5 tips for editing backlit photos
Backlit images have SO much more light than just your typical side lit or front lit photo. This extra light (and often haze) makes for those dreamy, magical images, but often editing them seems to take more work and more tweaks. There are a few things I do to almost every backlit image to make them pop. While I adjust all of these same settings with a typical image, I find that I have to apply these effects slightly stronger than I normally would. Obviously, it all depends on the image at hand and what look you are going for, but here are the things I typically do to ever backlit image!
1. Adjust temperature.
Even though I shoot in Kelvin, I find myself always warming my image up in post-processing.

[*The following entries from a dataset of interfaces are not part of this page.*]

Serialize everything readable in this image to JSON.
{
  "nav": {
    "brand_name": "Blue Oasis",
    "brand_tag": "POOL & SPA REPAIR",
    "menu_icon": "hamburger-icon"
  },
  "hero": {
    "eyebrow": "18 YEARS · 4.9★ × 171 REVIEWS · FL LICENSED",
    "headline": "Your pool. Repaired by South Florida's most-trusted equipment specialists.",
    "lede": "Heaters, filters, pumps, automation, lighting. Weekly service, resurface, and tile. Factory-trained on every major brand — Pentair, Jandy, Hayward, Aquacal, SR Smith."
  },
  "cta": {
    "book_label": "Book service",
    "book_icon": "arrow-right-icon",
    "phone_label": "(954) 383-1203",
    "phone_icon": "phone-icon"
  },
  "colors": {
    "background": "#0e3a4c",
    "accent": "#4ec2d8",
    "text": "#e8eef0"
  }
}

I feel like these backlit images just scream warmth, so I try to bump up my temperature to make it match how the image appeared to the naked eye. Warming up the image seems to make everything pop just a little bit more.
2. Increase contrast.

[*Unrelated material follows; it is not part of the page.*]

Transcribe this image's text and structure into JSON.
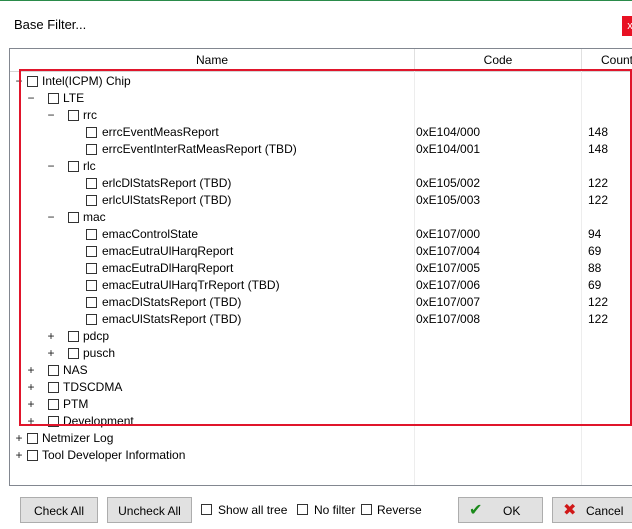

I push my contrast quite a bit with backlit images. The haze and extra light can often soften the subjects and decrease the depth/dimension of the image and increasing the contrasts brings those details back.
3. Decrease highlights.

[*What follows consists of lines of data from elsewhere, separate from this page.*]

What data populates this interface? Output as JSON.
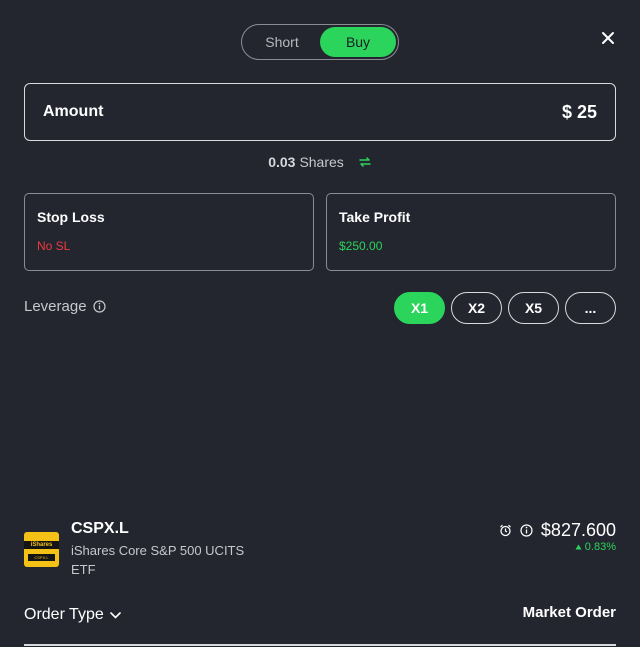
{
  "toggle": {
    "short_label": "Short",
    "buy_label": "Buy",
    "selected": "Buy"
  },
  "amount": {
    "label": "Amount",
    "value": "$ 25"
  },
  "shares": {
    "count": "0.03",
    "unit": "Shares"
  },
  "stop_loss": {
    "title": "Stop Loss",
    "value": "No SL"
  },
  "take_profit": {
    "title": "Take Profit",
    "value": "$250.00"
  },
  "leverage": {
    "label": "Leverage",
    "options": [
      "X1",
      "X2",
      "X5",
      "..."
    ],
    "selected": "X1"
  },
  "asset": {
    "logo_brand": "iShares",
    "logo_ticker": "CSPX.L",
    "symbol": "CSPX.L",
    "name": "iShares Core S&P 500 UCITS ETF",
    "price": "$827.600",
    "change": "0.83%"
  },
  "order": {
    "type_label": "Order Type",
    "type_value": "Market Order"
  },
  "colors": {
    "accent": "#2bd45b",
    "negative": "#f0393f",
    "background": "#24262f"
  },
  "icons": [
    "close-icon",
    "swap-icon",
    "info-icon",
    "alarm-icon",
    "chevron-down-icon",
    "caret-up-icon"
  ]
}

Digital cameras seem to really pull out those highlights. I always decrease my highlights by about -10 to -20 (or even sometimes completely) depending on the image. If I have more of landscape image, I will use a graduated filter to reduce the highlights (and maybe even the exposure) of the sky. Shooting in RAW gives me the ability to bring back those sky details, which I just love!
4. Increase clarity.
Clarity acts similarly to contrast, so for backlit images, I always bump my clarity up to +5 to +10. A little goes a long way with the clarity slider, and I definitely recommend playing around to see what works best for your photo!
5. Increase luminance.
I love adding luminance to the warmer tones in my image. I feel like it makes the image pop even more. I typically increase both the yellow and orange luminance sliders to add a little more light to those tones!
looking for more inspiration + tips?